We are listening to the final pitches from candidates in both parties before Iowans go to caucuses this evening. Our colleagues were busy all weekend at rallies and events. NPR's Susan Davis was in Davenport, Iowa yesterday covering Republican Marco Rubio.

SUSAN DAVIS, BYLINE: At his last campaign rally on the eve of tonight's caucuses, Marco Rubio sympathized with voters trying to sort through this crowded Republican presidential field.


MARCO RUBIO: One out of seven Republicans that ran for president this year, that's a lot of people. One out of...


RUBIO: ...I'm exaggerating. It was one out of eight. But it was a lot of Republicans.


DAVIS: There are 11 Republicans competing in Iowa. The Florida senator has tried to distinguish himself from the presidential pack on matters of national security. He's pivoted on immigration, away from talking about the millions of undocumented in the country and towards keeping Americans safe.


RUBIO: That means we will secure our borders. That means if we don't know who you are or why you are coming, you are not getting into the United States.


DAVIS: He also vowed to track down and defeat the Islamic State in the starkest language.


RUBIO: The best military in the world will destroy them.
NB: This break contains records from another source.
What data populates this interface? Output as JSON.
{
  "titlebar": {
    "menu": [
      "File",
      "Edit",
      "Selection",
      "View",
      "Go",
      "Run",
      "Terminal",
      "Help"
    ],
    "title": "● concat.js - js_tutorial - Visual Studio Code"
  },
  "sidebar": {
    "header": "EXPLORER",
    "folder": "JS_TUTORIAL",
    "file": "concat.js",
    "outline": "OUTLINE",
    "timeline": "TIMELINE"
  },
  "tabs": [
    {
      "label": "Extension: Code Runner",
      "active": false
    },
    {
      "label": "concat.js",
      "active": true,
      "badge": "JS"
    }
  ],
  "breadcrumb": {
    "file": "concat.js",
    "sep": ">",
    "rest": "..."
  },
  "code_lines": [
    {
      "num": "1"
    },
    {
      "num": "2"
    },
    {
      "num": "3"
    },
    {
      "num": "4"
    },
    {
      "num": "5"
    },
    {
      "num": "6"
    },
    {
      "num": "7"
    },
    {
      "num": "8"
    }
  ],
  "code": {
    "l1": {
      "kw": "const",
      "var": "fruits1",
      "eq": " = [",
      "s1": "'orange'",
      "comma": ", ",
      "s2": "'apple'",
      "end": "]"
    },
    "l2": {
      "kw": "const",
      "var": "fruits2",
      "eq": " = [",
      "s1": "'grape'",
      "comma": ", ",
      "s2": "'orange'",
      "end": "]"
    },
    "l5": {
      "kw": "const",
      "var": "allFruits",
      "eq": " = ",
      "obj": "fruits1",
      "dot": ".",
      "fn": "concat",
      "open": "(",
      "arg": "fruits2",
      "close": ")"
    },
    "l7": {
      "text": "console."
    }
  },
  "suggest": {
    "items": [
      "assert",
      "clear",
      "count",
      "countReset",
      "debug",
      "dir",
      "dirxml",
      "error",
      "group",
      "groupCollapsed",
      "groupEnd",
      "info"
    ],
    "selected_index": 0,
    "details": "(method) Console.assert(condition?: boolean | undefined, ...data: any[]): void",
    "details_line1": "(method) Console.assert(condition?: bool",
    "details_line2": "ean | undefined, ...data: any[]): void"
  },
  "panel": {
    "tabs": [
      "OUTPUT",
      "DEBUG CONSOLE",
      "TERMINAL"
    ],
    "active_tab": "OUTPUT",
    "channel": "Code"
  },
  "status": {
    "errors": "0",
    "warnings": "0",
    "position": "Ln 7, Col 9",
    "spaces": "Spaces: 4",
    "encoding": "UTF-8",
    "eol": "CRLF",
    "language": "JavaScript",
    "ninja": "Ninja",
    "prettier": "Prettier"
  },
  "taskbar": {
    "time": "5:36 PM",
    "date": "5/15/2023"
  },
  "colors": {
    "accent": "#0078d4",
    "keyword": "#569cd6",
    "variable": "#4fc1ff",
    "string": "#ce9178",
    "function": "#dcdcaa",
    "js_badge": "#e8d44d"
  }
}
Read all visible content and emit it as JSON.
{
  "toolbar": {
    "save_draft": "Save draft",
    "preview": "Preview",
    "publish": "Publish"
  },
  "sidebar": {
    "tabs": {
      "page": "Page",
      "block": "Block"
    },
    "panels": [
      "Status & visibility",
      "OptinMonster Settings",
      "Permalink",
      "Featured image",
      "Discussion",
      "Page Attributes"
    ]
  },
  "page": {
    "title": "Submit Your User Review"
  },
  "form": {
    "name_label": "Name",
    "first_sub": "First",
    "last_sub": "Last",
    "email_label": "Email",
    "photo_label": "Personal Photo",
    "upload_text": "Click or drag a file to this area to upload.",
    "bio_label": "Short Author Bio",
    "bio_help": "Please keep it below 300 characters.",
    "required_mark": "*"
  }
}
And if we capture any of these terrorists alive, they're not getting a lawyer, and they're not getting their Miranda rights.
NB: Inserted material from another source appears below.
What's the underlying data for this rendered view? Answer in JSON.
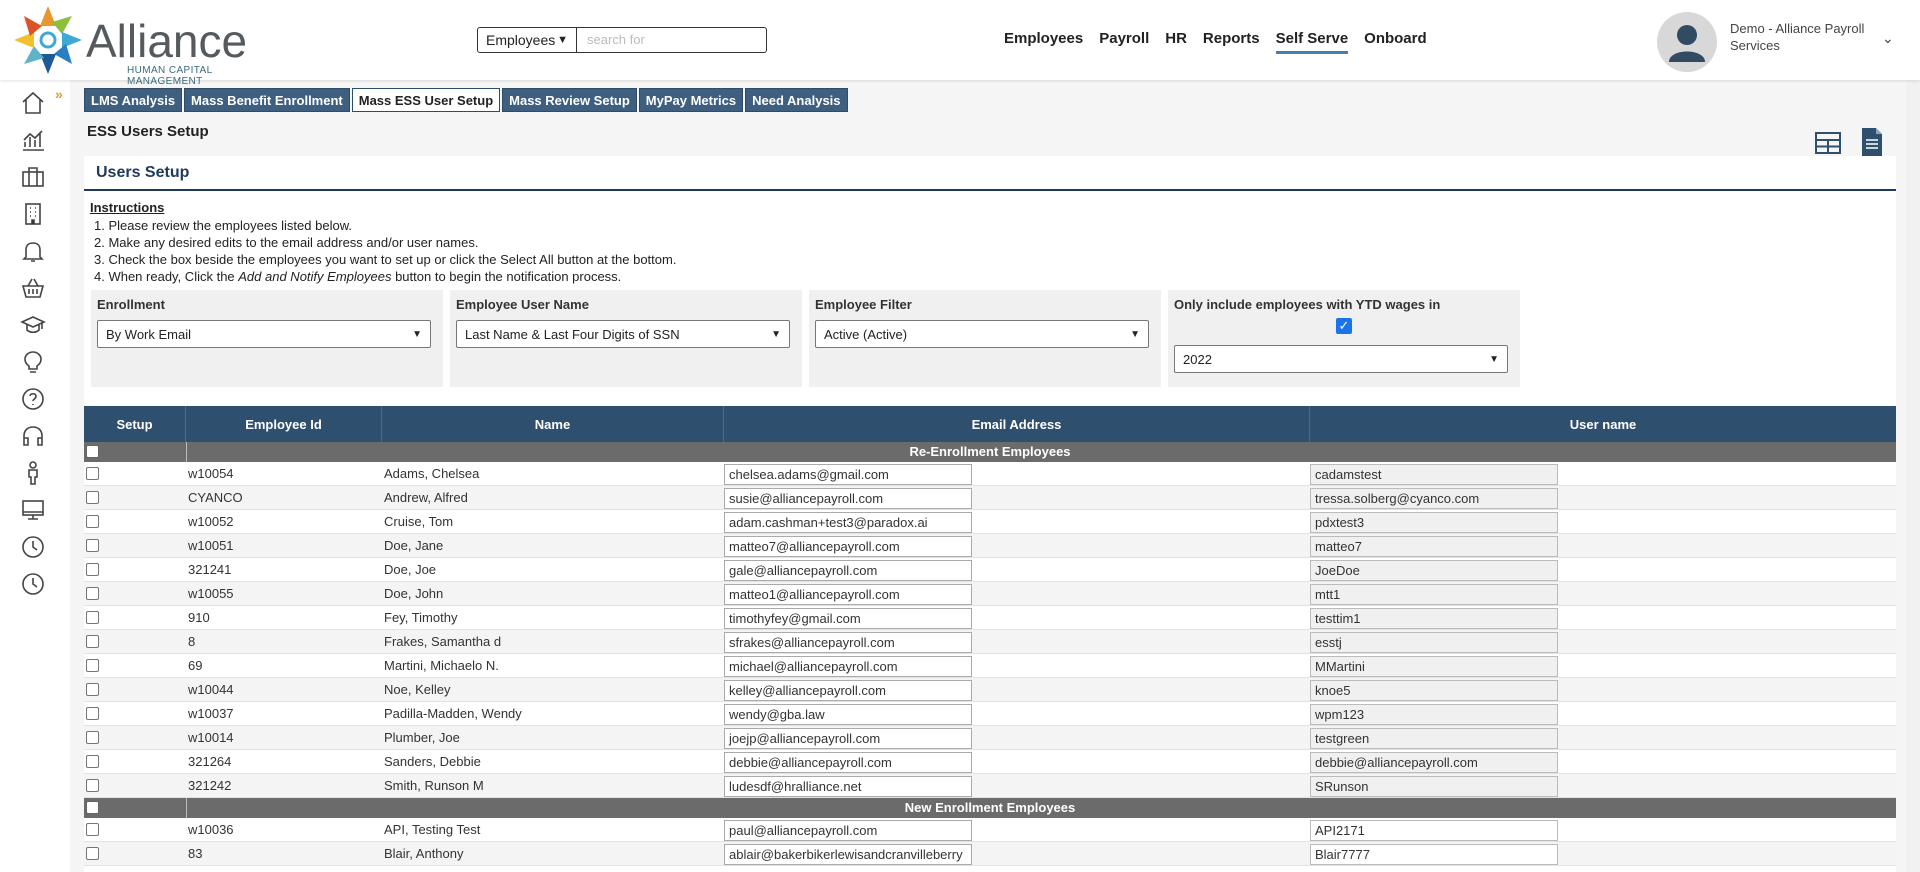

DAVIS: And this.


RUBIO: They are getting a one-way ticket to Guantanamo. And we're going to find out everything they know.
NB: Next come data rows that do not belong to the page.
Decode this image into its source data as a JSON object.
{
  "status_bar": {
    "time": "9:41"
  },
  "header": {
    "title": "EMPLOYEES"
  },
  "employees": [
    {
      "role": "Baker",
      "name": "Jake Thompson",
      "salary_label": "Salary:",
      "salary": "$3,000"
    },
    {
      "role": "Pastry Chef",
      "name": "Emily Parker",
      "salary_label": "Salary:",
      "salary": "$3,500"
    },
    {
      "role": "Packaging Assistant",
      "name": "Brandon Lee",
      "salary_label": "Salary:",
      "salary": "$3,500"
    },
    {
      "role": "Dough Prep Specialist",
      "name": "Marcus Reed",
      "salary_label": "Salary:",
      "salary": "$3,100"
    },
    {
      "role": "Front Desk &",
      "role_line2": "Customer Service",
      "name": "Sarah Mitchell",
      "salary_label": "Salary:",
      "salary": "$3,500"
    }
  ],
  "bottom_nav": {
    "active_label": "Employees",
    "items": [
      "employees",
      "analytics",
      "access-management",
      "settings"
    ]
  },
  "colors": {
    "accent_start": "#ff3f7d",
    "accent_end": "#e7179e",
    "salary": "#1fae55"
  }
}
DAVIS: Rubio says the most critical reason Iowans should vote for him is tactical. He says of all the Republicans in the race, he's the most likely to beat a Democrat this November. And Democrats know it.


RUBIO: Because for every Republican they attack once, they attack me five times. There's a reason for that. They know that if I'm our nominee, we will win. If I'm our nominee, I will unite this party and the conservative movement.

DAVIS: Rubio is not favored to win tonight. He's been holding steady at third place in the polls with a chance to move up. He's betting that a top-tier finish here will bring fresh momentum as the race moves on to New Hampshire. Susan Davis, NPR News, Davenport. Transcript provided by NPR, Copyright NPR.

Susan Davis is a congressional correspondent for NPR and a co-host of the NPR Politics Podcast. She has covered Congress, elections, and national politics since 2002 for publications including USA TODAY, The Wall Street Journal, National Journal and Roll Call. She appears regularly on television and radio outlets to discuss congressional and national politics, and she is a contributor on PBS's Washington Week with Robert Costa. She is a graduate of American University in Washington, D.C., and a Philadelphia native.